Two 100 hp hydraulic systems rapidly assembled to keep New York harbor dredging afloat.
In 2005, I designed and managed construction of a rapid-turn project creating a dual hydraulic power system urgently required by the world’s largest dredging and maritime construction company.
The customer had requested a fabrication shop modify an existing dredge-spoil hopper with new screw augers for mixing materials. I was asked to help fit new drive motors to the augers. I quickly realized the previous fixed-speed direct-drive arrangement was unworkable for the equipment’s new duty, which could encounter foreign objects in dredge spoil and cause severe damage.
I proposed driving the augers with hydraulic motors with PLC controls to monitor pressures, detect problems, and take automated corrective actions to unclog the augers. The customer accepted my proposal. We then had to implement the system in very short order, so I managed or performed all details of purchasing, assembling, and testing the system.
Working with a hydraulics supplier, we came up with a hydraulic pump and motor pair that would meet the requirements, although getting them quickly required a lot of negotiations.
I purchased all electrical components and assembled them in my own home shop in a matter of days, as the fabrication shop had no facilities for such work. Everything had to be done using parts available from stock or on short lead times, which created some interesting challenges implementing servo drivers for the hydraulics!
I had to rapidly develop and test a workable PLC program in parallel with all the other tasks. I used AutomationDirect.com for PLC and many motor control components, as their availability was exceptional compared to more traditional vendors.
I used a hydraulics shop I’ve worked with extensively to fabricate two custom power units using components I selected. Each paired a 100 hp electric motor with an $18,000 Denison (now Parker-Denison) pump with electronic variable displacement controls.

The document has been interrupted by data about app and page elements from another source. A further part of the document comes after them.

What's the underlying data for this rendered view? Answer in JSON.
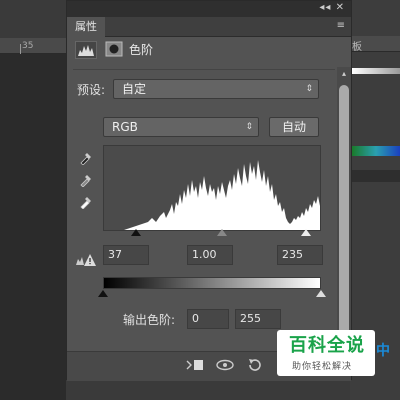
{
  "background": {
    "ruler_number": "35",
    "right_panel_tab": "板"
  },
  "panel": {
    "window_controls": "◂◂ ✕",
    "tab_label": "属性",
    "tab_menu": "≡",
    "title": "色阶",
    "preset_label": "预设:",
    "preset_value": "自定",
    "channel_value": "RGB",
    "auto_button": "自动",
    "input_black": "37",
    "input_gamma": "1.00",
    "input_white": "235",
    "output_label": "输出色阶:",
    "output_black": "0",
    "output_white": "255"
  },
  "colors": {
    "panel_bg": "#535353",
    "histogram": "#ffffff",
    "watermark_green": "#1aa34a",
    "watermark_blue": "#1a8ad8"
  },
  "icons": {
    "levels": "levels-icon",
    "mask": "mask-icon",
    "eyedroppers": [
      "black-eyedropper-icon",
      "gray-eyedropper-icon",
      "white-eyedropper-icon"
    ],
    "bottom": [
      "clip-to-layer-icon",
      "visibility-icon",
      "reset-icon"
    ]
  },
  "watermark": {
    "title": "百科全说",
    "subtitle": "助你轻松解决",
    "side": "中"
  }
}
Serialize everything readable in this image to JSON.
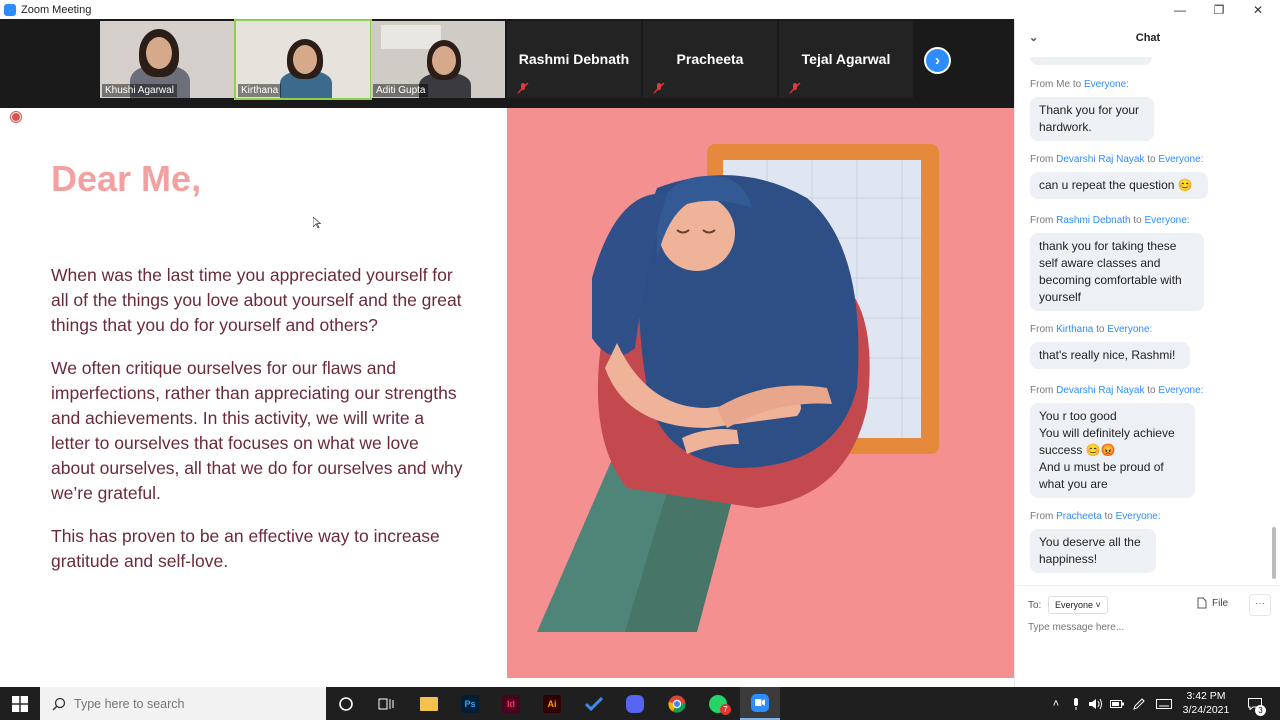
{
  "window": {
    "title": "Zoom Meeting"
  },
  "participants": [
    {
      "name": "Khushi Agarwal",
      "video": true
    },
    {
      "name": "Kirthana",
      "video": true,
      "active": true
    },
    {
      "name": "Aditi Gupta",
      "video": true
    },
    {
      "name": "Rashmi Debnath",
      "video": false,
      "muted": true
    },
    {
      "name": "Pracheeta",
      "video": false,
      "muted": true
    },
    {
      "name": "Tejal Agarwal",
      "video": false,
      "muted": true
    }
  ],
  "slide": {
    "heading": "Dear Me,",
    "paragraphs": [
      "When was the last time you appreciated yourself for all of the things you love about yourself and the great things that you do for yourself and others?",
      "We often critique ourselves  for our flaws and imperfections, rather than appreciating our strengths and achievements. In this activity, we will write a letter to ourselves that focuses on what we love about ourselves, all that we do for ourselves and why we’re grateful.",
      "This has proven to be an effective way to increase gratitude and self-love."
    ],
    "colors": {
      "heading": "#f2a1a0",
      "body": "#6b2a38",
      "illustration_bg": "#f4908f"
    }
  },
  "chat": {
    "title": "Chat",
    "messages": [
      {
        "from": "Me",
        "to": "Everyone:",
        "text": "Thank you for your hardwork."
      },
      {
        "from": "Devarshi Raj Nayak",
        "to": "Everyone:",
        "text": "can u repeat the question 😊"
      },
      {
        "from": "Rashmi Debnath",
        "to": "Everyone:",
        "text": "thank you for taking these self aware classes and becoming comfortable with yourself"
      },
      {
        "from": "Kirthana",
        "to": "Everyone:",
        "text": "that's really nice, Rashmi!"
      },
      {
        "from": "Devarshi Raj Nayak",
        "to": "Everyone:",
        "text": "You r too good\nYou will definitely achieve success 😊😡\nAnd u must be proud of what you are"
      },
      {
        "from": "Pracheeta",
        "to": "Everyone:",
        "text": "You deserve all the happiness!"
      }
    ],
    "from_prefix": "From",
    "to_word": "to",
    "to_label": "To:",
    "to_value": "Everyone",
    "file_label": "File",
    "more_label": "···",
    "input_placeholder": "Type message here..."
  },
  "taskbar": {
    "search_placeholder": "Type here to search",
    "apps": [
      "cortana",
      "task-view",
      "file-explorer",
      "photoshop",
      "indesign",
      "illustrator",
      "todo",
      "discord",
      "chrome",
      "whatsapp",
      "zoom"
    ],
    "whatsapp_badge": "7",
    "notification_badge": "3",
    "time": "3:42 PM",
    "date": "3/24/2021"
  }
}
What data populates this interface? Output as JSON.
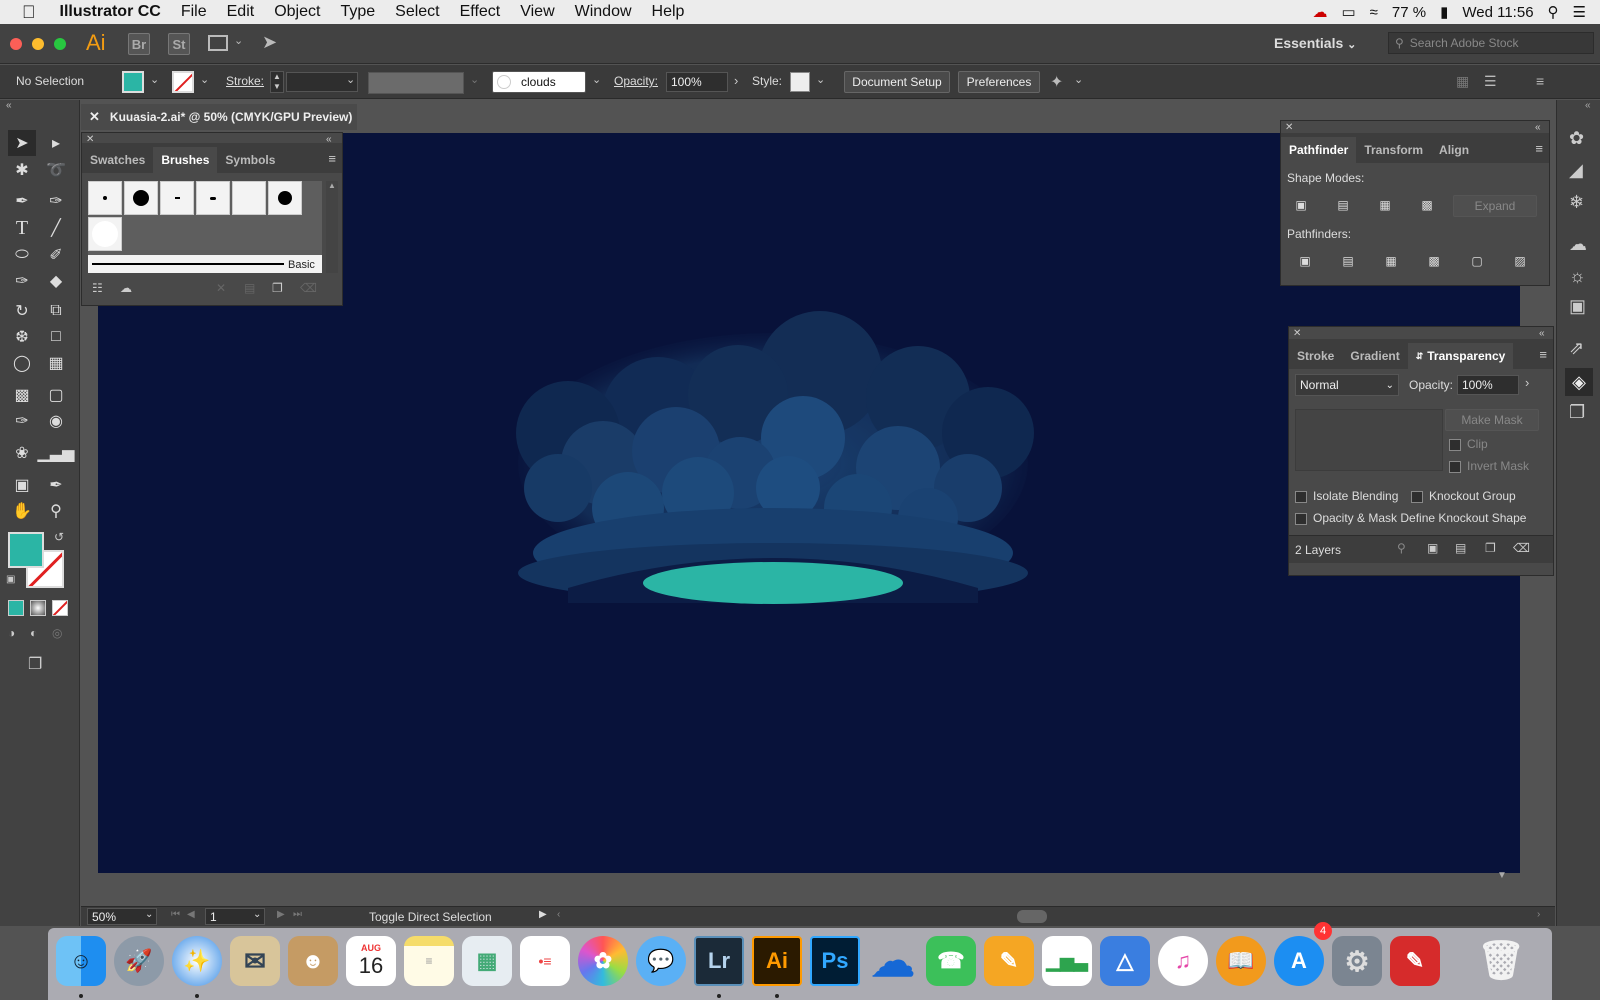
{
  "menubar": {
    "app_name": "Illustrator CC",
    "menus": [
      "File",
      "Edit",
      "Object",
      "Type",
      "Select",
      "Effect",
      "View",
      "Window",
      "Help"
    ],
    "battery": "77 %",
    "clock": "Wed 11:56"
  },
  "appbar": {
    "ai_label": "Ai",
    "bridge_label": "Br",
    "stock_label": "St",
    "workspace": "Essentials",
    "search_placeholder": "Search Adobe Stock"
  },
  "control": {
    "selection": "No Selection",
    "stroke_label": "Stroke:",
    "brush_name": "clouds",
    "opacity_label": "Opacity:",
    "opacity_value": "100%",
    "style_label": "Style:",
    "document_setup": "Document Setup",
    "preferences": "Preferences"
  },
  "document": {
    "tab_title": "Kuuasia-2.ai* @ 50% (CMYK/GPU Preview)"
  },
  "brushes_panel": {
    "tabs": [
      "Swatches",
      "Brushes",
      "Symbols"
    ],
    "active_tab": "Brushes",
    "basic_label": "Basic"
  },
  "pathfinder_panel": {
    "tabs": [
      "Pathfinder",
      "Transform",
      "Align"
    ],
    "shape_modes_label": "Shape Modes:",
    "expand_label": "Expand",
    "pathfinders_label": "Pathfinders:"
  },
  "transparency_panel": {
    "tabs": [
      "Stroke",
      "Gradient",
      "Transparency"
    ],
    "blend_mode": "Normal",
    "opacity_label": "Opacity:",
    "opacity_value": "100%",
    "make_mask": "Make Mask",
    "clip": "Clip",
    "invert_mask": "Invert Mask",
    "isolate_blending": "Isolate Blending",
    "knockout_group": "Knockout Group",
    "opacity_mask_knockout": "Opacity & Mask Define Knockout Shape",
    "layers_count": "2 Layers"
  },
  "statusbar": {
    "zoom": "50%",
    "artboard_number": "1",
    "status_text": "Toggle Direct Selection"
  },
  "dock": {
    "calendar_month": "AUG",
    "calendar_day": "16",
    "lr_label": "Lr",
    "ai_label": "Ai",
    "ps_label": "Ps",
    "appstore_badge": "4"
  },
  "colors": {
    "fill_color": "#2bb5a5",
    "artboard_bg": "#08123a",
    "cloud_dark": "#16355f",
    "cloud_light": "#1e4a7c"
  }
}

I had to source all the hydraulics components in just a few weeks.
The PLC used pressure sensors to measure load on the hydraulic motors. It could then change pump displacement, or reverse the motors, to prevent damage and clear obstructions.
Each screw auger was driven by a rugged Hagglunds (now Bosch-Rexroth) hydraulic motor costing $27,000. Getting these motors on short order was very difficult!
System pressure could reach 4000 psi driving these pumps, so rapidly sourcing hoses and hydraulic lines was also a significant challenge. Most shops do not stock 1.5 inch 4000 psi hydraulic hose!
Slide gates which controlled flow of dredge materials into the screw augers were badly deteriorated, so I had the fabrication shop alter their design with plastic slide liners and install new hydraulic cylinders.
The dredge hoppers needed modifications to install the screw augers, and shaker screens beneath the hoppers required improved vibrating motors from VIBCO. I was involved with all of these design changes.
I selected and installed an auxiliary hydraulic power unit and solenoid valves to operate the slide gates.
I had to figure out how to quickly get all this equipment packaged into a shipping container, using only components I could get off the shelf. Many rapid design changes had to be made.
The system was completed and demonstrated for the customer in the fabrication shop. It was then stored in a warehouse for 5 years due to changes in the New York harbor dredging program!
The customer then decided they wanted it again. I was summoned to Staten Island to help them resurrect it, which I did. The last I know, it was in Miami Beach on a major sand relocation project to preserve lovely (if artificial) Florida beaches.